The Creaform ACADEMIA 3D scanner is an educational suite program that goes beyond delivering simple didactic tools. This 3D scanner, specially developed for the education sector, is a complete didactic solution for future-oriented teachers and researchers who use the latest industrial technologies to teach and research innovatively, and who wants to introduce their students to state-of-the-art technologies. Students will learn the benefits of handheld 3D scanners and their use in real life applications such as reverse engineering, industrial design and quality control.
Here are just a few of many various projects for which the ACADEMIA 3D scanner was used at Creative Robotics:
Customized soccer ball with 3D scanning, in collaboration with BallDesigner:
BallDesigner sells customizable soccer balls, which are individually manufactured with a short lead time. The objective of the research project was to label the balls directly on site. To make this happen, it was necessary to scan some soccer balls in order to feel for the material tolerances that occurred and to be able to compensate them with the robot.
Halloween installation for KUKA robots CEE:
A robot installation was developed for KUKA for Halloween during which customers were able to design their own pumpkin designs on a 2D tablet at an event. The robot then applied the design directly to a pumpkin. In this case, it was also necessary to scan the pumpkin in advance so that the individual shape of each pumpkin could be taken into account.
Quality control from SPIF:
Nicole Hübscher is a designer and has developed a breakfast tray based on “Single-Point Incremental Forming.” A sheet of aluminum is gradually deformed by pressure by the robot without heating it. As the metal deforms not only plastically but also elastically, the Creaform ACADEMIA 3D scanner was used to compare the CAD target model with the actual status so that the metal can be reworked on site if necessary.

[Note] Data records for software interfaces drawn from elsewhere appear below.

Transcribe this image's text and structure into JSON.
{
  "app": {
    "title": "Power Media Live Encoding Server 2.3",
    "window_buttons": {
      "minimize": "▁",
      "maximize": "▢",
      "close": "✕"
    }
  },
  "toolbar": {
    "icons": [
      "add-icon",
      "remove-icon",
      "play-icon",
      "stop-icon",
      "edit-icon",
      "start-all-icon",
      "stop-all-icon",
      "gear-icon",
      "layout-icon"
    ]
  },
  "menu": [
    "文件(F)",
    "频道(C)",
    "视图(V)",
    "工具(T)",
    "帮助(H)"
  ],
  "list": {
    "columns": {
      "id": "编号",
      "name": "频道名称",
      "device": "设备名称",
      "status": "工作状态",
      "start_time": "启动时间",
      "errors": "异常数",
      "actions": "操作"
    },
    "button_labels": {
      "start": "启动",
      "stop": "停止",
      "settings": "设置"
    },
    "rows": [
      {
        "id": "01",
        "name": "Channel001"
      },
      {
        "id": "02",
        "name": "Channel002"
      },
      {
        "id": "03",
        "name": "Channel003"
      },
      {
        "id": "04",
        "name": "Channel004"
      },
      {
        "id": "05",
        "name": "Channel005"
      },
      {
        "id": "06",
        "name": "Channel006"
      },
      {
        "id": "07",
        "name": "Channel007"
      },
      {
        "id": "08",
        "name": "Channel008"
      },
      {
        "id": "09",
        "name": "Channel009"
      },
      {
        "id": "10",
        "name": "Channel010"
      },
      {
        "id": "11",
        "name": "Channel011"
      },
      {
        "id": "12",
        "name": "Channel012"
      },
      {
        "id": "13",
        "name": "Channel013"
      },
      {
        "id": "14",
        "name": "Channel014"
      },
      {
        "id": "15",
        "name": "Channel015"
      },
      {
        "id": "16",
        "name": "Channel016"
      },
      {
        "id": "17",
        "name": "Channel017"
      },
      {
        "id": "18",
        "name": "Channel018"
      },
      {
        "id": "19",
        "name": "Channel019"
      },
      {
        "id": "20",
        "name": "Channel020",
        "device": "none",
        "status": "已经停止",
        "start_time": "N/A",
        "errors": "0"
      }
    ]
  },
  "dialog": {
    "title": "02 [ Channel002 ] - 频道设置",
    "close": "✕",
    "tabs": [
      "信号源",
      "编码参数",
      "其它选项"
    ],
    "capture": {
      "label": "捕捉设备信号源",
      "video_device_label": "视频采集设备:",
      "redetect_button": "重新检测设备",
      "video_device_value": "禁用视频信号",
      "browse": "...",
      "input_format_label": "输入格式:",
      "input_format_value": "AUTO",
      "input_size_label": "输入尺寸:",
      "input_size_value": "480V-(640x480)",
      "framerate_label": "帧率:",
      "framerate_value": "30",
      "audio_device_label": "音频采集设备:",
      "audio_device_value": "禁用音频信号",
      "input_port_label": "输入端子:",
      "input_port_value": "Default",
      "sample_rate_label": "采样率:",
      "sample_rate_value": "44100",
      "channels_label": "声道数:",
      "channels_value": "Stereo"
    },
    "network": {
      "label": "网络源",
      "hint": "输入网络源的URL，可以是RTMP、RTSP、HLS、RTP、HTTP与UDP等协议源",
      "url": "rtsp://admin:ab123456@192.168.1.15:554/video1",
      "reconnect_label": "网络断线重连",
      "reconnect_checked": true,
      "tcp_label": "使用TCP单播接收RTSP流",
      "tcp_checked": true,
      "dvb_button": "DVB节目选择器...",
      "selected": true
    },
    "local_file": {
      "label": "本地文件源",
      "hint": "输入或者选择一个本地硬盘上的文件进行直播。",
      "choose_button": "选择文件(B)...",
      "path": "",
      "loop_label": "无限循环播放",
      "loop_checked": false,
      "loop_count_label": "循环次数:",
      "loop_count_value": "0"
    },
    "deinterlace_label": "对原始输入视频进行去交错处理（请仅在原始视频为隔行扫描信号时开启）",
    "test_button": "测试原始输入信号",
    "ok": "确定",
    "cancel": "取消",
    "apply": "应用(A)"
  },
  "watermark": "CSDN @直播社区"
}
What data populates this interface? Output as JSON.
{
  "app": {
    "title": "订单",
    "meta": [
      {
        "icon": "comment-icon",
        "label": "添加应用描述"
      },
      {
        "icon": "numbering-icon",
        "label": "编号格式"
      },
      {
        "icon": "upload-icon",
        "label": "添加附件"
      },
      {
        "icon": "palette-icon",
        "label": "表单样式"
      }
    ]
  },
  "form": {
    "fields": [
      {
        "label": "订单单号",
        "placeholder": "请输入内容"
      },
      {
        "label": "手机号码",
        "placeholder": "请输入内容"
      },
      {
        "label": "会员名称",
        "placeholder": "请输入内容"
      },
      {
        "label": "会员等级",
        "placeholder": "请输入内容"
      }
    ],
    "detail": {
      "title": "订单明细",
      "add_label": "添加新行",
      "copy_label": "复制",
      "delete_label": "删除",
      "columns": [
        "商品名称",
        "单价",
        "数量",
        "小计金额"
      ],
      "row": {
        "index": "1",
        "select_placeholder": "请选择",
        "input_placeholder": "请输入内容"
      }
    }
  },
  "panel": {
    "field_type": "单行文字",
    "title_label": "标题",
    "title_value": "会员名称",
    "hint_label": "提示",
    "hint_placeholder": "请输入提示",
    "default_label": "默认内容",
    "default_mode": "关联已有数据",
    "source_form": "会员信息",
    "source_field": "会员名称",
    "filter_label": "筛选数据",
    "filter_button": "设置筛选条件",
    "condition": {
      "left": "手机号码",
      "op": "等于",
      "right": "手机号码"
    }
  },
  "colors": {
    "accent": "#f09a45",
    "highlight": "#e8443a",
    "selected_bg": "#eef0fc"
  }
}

Johannes Braumann, the director of University for Art and Design Linz, summarizes: “It was impressive to see how students, with no previous experience in 3D scanning, were able to work with the ACADEMIA scanner and the VXelements software on their own after just a few minutes of instructions. The ratio of accuracy and performance is better than the one of comparable structured white light scanners within the same budget range and suitable for most of our applications. In addition to being a valuable tool for research projects, the ACADEMIA scanner provided an excellent starting point for our students to gain experience with 3D scanning technology.”